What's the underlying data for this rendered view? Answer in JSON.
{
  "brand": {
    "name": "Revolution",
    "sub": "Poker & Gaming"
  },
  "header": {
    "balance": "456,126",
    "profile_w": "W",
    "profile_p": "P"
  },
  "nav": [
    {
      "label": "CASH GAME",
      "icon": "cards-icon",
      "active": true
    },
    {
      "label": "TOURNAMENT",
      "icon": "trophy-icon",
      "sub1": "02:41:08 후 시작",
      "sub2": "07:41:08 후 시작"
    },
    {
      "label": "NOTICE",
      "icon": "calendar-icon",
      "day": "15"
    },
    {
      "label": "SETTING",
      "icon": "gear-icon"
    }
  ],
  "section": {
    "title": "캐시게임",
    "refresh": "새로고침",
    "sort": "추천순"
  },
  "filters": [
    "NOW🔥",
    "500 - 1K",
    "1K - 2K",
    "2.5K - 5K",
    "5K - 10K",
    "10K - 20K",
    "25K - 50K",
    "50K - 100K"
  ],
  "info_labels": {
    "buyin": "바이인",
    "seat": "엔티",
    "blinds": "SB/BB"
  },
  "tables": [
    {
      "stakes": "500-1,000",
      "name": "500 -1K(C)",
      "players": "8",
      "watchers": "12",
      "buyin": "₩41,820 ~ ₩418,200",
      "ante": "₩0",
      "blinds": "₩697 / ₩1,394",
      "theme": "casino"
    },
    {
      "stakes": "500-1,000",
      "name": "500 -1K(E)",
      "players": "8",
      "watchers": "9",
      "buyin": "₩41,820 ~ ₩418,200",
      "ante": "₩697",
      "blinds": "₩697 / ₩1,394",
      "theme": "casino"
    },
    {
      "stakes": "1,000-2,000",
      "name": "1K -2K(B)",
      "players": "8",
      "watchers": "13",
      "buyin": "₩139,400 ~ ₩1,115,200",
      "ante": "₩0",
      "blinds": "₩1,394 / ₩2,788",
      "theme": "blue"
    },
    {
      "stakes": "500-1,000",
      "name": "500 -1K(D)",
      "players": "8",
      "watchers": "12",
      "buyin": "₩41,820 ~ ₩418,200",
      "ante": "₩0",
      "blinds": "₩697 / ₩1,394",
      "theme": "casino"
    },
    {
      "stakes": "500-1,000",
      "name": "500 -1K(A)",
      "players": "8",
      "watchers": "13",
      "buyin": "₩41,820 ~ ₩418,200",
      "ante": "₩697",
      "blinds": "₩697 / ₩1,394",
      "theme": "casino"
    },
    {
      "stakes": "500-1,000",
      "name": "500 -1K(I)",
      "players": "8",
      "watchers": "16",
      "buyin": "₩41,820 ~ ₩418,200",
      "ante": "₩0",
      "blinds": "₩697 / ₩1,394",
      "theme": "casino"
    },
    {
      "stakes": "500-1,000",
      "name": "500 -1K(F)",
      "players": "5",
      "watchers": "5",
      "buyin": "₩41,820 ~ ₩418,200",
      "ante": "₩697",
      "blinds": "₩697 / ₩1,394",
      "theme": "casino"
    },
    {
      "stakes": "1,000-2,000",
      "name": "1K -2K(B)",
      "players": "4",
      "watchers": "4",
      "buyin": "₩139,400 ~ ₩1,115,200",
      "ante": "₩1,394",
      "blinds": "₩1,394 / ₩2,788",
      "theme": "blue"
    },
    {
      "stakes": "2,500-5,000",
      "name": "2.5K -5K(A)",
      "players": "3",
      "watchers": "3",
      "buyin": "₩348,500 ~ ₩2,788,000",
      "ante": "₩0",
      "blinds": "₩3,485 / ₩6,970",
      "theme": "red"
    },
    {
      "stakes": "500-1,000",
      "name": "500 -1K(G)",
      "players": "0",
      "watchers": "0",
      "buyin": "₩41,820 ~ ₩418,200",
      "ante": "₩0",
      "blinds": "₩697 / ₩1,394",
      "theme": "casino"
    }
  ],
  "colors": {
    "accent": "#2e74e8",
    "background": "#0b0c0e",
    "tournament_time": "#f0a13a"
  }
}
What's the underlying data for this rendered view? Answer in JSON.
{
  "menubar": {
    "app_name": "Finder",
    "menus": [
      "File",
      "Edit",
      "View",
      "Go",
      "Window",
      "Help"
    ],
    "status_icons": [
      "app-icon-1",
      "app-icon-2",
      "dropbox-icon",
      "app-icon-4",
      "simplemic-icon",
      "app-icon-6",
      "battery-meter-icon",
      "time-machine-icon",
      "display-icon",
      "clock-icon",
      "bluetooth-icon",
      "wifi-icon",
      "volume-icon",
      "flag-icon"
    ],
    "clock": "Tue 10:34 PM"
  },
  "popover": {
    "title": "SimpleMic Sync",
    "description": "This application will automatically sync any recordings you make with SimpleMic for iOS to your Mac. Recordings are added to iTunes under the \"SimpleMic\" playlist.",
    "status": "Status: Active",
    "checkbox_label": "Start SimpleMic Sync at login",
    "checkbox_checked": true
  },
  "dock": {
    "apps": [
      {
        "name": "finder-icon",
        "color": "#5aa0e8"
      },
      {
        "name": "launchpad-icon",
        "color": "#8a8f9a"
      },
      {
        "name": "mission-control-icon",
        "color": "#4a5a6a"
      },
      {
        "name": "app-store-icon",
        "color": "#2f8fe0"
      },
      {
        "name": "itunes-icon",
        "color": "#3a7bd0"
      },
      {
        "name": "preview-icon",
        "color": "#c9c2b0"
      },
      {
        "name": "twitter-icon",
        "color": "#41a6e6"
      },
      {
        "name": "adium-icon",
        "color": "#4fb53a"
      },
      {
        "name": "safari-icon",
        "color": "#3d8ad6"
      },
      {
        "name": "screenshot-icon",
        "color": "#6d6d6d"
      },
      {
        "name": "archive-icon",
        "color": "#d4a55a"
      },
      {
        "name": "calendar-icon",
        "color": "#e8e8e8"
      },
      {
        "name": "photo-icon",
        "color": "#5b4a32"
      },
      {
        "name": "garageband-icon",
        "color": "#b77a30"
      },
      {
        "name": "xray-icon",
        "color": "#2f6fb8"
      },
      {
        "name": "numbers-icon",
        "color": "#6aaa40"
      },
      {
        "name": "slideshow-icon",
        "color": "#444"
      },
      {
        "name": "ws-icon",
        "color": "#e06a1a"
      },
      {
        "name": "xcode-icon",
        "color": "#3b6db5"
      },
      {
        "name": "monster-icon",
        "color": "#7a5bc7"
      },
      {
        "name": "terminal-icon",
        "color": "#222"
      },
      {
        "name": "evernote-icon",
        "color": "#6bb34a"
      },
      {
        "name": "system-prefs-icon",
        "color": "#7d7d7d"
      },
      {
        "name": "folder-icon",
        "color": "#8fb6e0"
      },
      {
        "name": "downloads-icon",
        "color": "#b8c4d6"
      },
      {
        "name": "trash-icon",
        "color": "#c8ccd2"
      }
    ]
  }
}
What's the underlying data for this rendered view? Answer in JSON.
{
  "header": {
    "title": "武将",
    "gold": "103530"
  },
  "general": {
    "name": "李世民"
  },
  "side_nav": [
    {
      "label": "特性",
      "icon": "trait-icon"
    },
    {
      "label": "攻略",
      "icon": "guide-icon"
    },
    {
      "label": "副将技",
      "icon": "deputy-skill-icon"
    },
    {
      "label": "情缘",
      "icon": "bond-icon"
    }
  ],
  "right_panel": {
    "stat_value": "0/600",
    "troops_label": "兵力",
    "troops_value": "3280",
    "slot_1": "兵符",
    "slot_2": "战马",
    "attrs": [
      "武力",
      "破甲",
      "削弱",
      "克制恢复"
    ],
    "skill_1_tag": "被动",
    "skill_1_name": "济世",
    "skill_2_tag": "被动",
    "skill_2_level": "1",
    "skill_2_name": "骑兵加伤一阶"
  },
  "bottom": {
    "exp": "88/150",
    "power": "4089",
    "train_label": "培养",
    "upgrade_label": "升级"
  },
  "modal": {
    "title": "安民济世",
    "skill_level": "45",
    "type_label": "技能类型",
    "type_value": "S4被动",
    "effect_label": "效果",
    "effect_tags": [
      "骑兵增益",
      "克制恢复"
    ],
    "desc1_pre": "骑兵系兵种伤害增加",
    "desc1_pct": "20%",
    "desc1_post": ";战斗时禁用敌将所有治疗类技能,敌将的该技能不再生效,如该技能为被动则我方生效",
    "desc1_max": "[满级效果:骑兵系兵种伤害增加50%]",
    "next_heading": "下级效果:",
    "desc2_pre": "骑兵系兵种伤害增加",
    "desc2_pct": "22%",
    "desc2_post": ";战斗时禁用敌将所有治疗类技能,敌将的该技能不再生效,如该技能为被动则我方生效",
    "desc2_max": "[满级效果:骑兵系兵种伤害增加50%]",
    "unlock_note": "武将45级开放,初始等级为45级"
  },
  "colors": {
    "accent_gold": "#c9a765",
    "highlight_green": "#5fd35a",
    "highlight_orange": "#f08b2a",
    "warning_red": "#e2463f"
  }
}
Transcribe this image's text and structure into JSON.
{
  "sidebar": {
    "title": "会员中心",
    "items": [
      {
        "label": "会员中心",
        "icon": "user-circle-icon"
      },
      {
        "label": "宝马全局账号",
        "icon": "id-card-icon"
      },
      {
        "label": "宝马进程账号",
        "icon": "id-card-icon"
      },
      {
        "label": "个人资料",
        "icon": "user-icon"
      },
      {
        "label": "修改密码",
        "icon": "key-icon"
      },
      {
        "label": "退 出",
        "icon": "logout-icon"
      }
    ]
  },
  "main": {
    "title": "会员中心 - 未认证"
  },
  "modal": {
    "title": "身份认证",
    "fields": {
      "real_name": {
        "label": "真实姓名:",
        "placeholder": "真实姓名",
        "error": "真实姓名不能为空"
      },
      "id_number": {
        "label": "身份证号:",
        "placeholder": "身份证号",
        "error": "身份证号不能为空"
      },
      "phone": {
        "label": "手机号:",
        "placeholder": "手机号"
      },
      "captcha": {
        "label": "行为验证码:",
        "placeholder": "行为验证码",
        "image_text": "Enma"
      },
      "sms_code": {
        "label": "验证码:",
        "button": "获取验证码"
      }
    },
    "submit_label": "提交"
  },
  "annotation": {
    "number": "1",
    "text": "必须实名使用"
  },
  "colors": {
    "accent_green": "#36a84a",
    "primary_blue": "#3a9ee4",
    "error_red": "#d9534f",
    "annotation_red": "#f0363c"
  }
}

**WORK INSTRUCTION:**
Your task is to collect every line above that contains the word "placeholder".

**ANSWER FOR THIS EXERCISE:**
        "placeholder": "真实姓名",
        "placeholder": "身份证号",
        "placeholder": "手机号"
        "placeholder": "行为验证码",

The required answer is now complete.